DATA TO EXAMINE:
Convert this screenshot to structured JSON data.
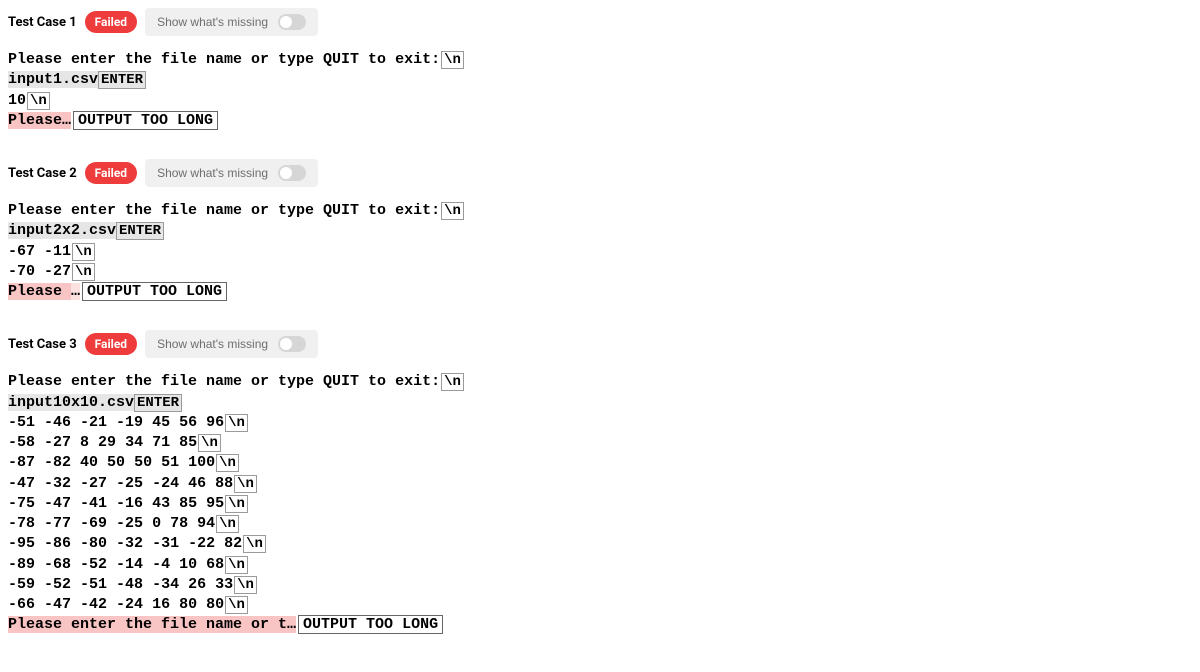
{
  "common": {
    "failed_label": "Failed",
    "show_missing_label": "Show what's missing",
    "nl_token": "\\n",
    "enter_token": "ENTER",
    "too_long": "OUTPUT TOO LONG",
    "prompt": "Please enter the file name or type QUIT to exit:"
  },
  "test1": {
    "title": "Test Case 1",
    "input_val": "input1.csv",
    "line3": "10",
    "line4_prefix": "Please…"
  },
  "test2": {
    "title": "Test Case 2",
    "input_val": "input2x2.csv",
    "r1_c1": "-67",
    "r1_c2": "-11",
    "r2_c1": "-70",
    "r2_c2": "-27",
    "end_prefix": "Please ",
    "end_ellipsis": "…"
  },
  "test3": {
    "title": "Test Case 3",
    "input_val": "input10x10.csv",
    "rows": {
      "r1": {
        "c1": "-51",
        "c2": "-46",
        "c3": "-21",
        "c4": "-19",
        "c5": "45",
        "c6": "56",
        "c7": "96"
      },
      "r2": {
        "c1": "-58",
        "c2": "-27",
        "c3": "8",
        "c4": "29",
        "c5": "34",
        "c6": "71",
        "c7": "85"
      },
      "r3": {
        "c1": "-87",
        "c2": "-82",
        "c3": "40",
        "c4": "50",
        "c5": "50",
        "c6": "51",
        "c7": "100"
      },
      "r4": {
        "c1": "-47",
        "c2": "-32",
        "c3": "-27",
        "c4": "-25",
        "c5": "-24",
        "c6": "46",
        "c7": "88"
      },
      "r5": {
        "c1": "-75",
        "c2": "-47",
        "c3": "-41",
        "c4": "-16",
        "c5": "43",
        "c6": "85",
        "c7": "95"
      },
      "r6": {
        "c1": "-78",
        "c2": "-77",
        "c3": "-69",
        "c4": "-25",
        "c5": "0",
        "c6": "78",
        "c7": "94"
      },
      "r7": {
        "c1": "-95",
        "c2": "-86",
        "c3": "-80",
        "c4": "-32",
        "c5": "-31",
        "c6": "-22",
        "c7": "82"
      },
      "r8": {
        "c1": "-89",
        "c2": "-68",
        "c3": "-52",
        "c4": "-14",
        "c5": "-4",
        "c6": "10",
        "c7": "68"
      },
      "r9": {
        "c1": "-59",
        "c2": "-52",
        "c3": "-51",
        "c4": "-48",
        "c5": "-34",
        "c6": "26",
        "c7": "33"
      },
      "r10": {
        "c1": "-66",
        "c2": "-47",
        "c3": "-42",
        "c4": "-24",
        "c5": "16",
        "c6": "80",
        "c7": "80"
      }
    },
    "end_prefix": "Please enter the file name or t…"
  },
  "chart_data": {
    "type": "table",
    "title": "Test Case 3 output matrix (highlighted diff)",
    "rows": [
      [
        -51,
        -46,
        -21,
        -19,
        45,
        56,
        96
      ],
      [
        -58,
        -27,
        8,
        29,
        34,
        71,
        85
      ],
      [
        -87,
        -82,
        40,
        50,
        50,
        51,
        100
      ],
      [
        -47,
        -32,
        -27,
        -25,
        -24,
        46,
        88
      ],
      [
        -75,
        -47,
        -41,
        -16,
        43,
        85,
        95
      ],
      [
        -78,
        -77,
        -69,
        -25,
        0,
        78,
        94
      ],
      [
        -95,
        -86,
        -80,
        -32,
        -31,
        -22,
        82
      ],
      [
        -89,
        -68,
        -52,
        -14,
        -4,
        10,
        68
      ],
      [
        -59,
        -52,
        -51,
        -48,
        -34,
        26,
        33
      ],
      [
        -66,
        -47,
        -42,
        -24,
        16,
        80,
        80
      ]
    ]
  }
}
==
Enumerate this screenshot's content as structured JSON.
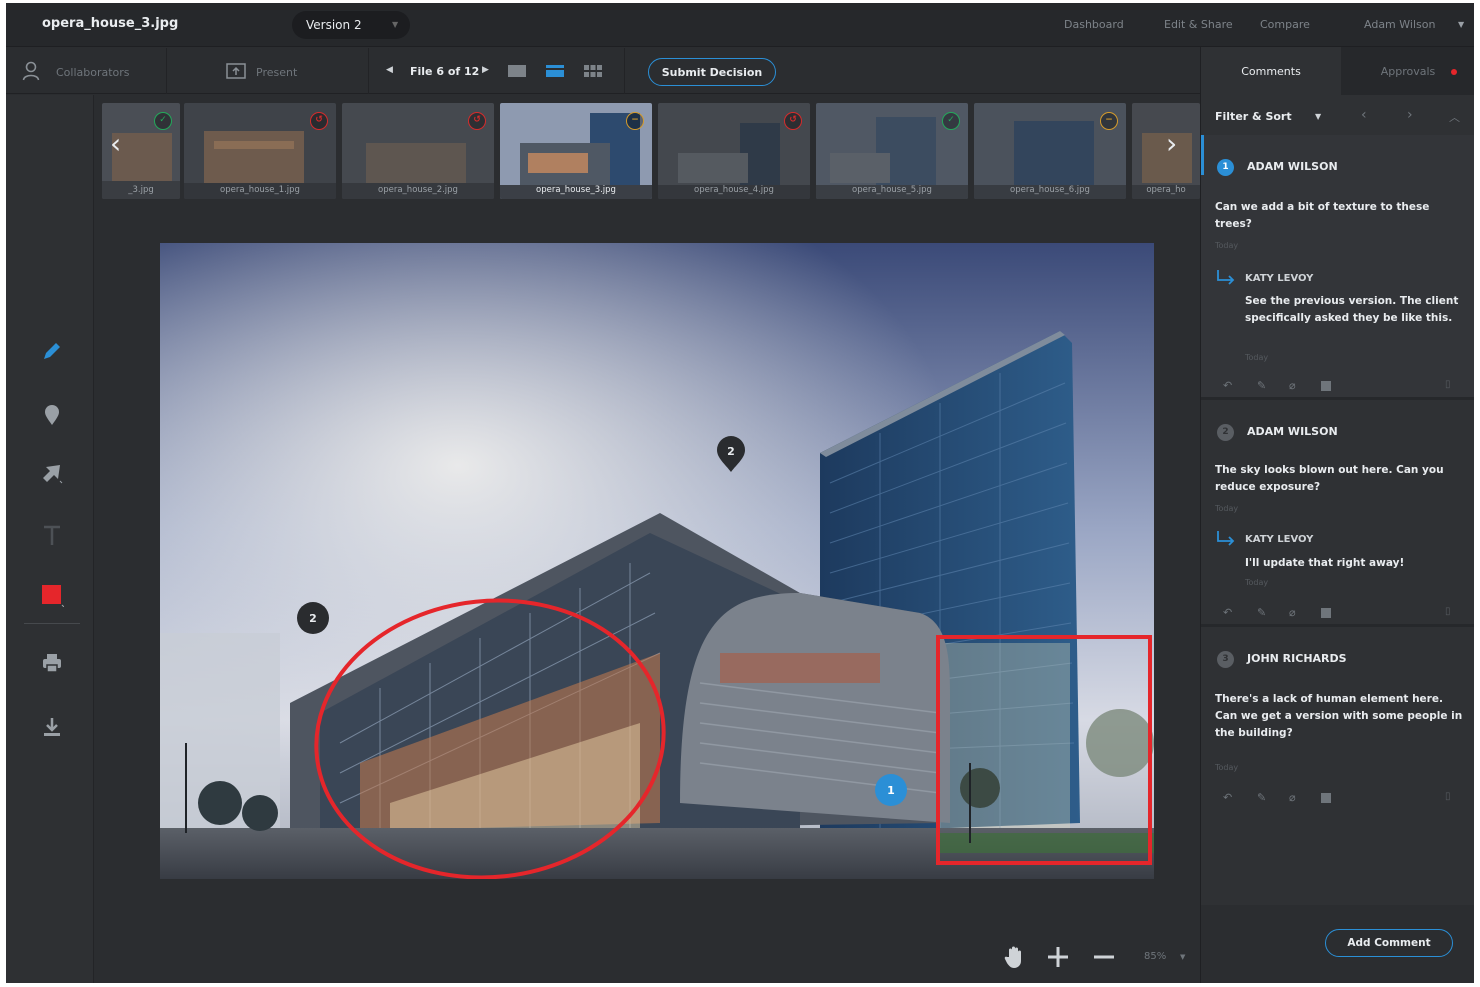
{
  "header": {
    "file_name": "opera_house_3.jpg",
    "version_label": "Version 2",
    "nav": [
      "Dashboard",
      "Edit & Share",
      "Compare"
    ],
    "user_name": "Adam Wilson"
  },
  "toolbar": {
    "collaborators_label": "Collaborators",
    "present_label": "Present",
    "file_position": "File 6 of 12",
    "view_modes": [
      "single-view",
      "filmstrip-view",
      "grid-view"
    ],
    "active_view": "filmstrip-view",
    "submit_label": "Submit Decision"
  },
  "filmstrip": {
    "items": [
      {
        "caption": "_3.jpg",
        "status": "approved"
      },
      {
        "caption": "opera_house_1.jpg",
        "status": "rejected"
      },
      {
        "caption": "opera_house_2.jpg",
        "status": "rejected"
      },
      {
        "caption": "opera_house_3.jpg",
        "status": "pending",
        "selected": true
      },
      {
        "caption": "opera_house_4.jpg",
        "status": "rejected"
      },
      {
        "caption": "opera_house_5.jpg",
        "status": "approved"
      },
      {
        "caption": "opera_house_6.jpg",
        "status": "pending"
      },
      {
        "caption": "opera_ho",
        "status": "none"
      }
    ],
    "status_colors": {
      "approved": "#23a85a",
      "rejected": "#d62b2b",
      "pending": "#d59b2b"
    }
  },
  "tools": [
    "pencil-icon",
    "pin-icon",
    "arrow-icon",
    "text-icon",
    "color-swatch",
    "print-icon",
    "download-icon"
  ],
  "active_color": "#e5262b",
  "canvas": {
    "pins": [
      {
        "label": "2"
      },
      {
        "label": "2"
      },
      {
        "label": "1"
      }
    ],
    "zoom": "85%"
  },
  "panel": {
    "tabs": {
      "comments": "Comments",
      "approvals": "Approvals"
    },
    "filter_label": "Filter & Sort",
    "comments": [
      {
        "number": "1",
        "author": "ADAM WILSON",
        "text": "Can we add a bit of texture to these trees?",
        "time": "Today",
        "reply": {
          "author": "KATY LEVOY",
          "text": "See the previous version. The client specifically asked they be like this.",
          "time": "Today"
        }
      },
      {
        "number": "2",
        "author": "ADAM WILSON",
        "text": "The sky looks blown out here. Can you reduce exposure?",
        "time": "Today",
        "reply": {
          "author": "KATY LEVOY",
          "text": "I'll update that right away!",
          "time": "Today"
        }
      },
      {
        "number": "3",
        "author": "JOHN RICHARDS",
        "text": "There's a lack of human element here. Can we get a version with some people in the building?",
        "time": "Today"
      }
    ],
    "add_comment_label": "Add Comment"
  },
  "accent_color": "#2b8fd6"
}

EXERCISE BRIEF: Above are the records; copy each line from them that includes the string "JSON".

EXPECTED ANSWER:
Convert this screenshot to structured JSON data.
Enumerate this screenshot's content as structured JSON.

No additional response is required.